The contract will last up to 10 years to allow time for a shared services centre to be established in the private sector to provide shared services to central UK government, said the tender notice. It will cover the central Department for Transport, along with four agencies: the Driving Standards Agency, the Driver and Vehicle Licensing Agency, the Vehicle Certification Agency, and the Highways Agency.
The tender follows a previous move by the department to create a shared services centre in 2005, which was subsequently slammed by a Public Accounts Committee (PAC) as showing "stupendous incompetence". At the time, officials did not hold a competitive tender, did not specify the project's requirements clearly, managed suppliers poorly, and did not leave enough time for testing, said the PAC in December 2008.
Jessica Hawkins, public sector analyst at Ovum, said the framework's size is likely to reflect the ambitious scope of the project, with a possible view to extending it beyond the DfT and its four executive agencies.
But Hawkins said there is a misconception that shared services as a means to save money will deliver in a short timeframe. "To implement properly so as to realise cost efficiencies there has to be some degree of upfront investment. Agency processes and systems were never designed to be multi-tenant so there is often a struggle to support multiple agencies without needing customisation, which adds to costs and complexity," she said.

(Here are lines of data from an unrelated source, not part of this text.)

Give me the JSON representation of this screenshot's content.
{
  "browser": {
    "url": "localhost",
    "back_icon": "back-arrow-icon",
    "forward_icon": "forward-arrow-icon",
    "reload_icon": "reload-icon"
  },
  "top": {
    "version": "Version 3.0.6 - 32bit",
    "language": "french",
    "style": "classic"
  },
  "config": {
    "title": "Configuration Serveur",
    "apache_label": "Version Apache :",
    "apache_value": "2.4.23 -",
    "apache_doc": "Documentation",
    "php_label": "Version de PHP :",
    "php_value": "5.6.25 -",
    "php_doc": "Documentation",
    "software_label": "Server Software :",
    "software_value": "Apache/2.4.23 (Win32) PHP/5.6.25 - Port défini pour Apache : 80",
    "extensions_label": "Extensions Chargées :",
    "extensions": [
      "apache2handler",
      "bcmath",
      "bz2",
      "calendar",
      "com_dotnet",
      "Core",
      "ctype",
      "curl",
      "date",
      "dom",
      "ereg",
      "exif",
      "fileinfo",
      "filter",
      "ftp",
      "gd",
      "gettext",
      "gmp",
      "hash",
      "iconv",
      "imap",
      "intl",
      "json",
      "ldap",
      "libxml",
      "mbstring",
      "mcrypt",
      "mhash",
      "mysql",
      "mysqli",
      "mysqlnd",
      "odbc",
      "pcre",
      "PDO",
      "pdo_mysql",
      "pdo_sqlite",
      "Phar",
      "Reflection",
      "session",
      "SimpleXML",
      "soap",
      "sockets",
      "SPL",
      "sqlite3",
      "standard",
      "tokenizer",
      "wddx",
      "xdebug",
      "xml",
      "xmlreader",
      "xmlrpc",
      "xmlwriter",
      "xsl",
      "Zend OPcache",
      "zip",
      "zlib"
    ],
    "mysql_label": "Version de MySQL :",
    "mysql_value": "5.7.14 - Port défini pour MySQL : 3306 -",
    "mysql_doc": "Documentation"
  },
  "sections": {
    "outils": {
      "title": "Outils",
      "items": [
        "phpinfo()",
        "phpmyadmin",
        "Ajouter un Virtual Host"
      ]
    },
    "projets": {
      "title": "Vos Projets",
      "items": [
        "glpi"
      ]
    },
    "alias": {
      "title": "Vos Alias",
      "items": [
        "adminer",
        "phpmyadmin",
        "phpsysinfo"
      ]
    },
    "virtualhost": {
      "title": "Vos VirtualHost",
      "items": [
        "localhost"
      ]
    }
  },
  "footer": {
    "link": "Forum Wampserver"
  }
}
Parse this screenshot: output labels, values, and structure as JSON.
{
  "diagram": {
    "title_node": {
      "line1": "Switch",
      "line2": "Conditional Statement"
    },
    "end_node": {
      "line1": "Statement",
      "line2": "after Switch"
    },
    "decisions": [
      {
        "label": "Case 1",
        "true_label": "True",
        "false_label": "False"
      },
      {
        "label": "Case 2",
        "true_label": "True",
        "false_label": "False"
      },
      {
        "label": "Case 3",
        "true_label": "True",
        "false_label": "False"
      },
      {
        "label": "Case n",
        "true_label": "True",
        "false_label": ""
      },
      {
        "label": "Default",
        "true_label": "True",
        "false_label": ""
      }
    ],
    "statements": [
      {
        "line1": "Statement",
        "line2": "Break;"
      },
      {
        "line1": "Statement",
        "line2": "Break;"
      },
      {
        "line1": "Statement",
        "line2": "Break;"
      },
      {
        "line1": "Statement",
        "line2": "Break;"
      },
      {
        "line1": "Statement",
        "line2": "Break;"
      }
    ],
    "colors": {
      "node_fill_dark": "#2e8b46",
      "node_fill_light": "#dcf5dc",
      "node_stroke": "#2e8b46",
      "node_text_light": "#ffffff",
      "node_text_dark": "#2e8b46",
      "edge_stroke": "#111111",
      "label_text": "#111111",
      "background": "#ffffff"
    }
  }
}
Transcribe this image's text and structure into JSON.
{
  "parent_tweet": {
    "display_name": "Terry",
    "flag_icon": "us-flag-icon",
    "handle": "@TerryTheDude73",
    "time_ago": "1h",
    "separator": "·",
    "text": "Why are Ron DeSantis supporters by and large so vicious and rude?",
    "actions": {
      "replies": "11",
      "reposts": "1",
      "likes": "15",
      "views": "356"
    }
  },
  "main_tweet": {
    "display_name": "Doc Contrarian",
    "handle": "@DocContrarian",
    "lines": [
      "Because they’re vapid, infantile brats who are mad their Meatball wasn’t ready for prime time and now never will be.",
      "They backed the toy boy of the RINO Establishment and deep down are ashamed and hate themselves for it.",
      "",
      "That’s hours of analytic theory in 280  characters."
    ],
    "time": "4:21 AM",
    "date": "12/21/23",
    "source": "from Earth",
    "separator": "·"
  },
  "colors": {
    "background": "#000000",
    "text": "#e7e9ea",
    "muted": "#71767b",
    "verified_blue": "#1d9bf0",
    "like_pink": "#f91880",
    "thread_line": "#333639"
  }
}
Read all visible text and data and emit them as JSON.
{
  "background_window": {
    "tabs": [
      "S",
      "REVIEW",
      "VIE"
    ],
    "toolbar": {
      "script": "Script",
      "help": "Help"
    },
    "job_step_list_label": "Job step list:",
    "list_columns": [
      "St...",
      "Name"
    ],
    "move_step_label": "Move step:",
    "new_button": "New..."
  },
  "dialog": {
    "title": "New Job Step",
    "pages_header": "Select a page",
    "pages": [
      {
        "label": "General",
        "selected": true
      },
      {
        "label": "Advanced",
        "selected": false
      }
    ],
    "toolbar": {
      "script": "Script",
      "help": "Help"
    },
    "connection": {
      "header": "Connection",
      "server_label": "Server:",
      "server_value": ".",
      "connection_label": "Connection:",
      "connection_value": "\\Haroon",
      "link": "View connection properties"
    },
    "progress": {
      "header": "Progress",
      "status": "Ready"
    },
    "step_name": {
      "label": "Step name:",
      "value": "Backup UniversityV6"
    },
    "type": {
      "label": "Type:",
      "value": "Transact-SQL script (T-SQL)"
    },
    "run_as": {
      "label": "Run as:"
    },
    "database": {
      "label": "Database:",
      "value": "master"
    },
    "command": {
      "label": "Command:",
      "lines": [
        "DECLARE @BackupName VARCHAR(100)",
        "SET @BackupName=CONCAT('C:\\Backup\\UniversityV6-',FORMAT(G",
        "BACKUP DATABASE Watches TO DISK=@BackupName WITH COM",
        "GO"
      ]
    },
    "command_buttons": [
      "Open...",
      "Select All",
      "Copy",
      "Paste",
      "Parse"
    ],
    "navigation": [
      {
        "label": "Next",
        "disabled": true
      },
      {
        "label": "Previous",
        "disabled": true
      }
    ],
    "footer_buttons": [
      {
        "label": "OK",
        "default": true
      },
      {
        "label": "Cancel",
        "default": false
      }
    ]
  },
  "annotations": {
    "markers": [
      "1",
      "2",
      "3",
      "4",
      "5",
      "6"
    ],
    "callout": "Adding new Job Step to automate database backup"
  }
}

Success can usually be found through bringing together agencies with similar profiles, added Hawkins.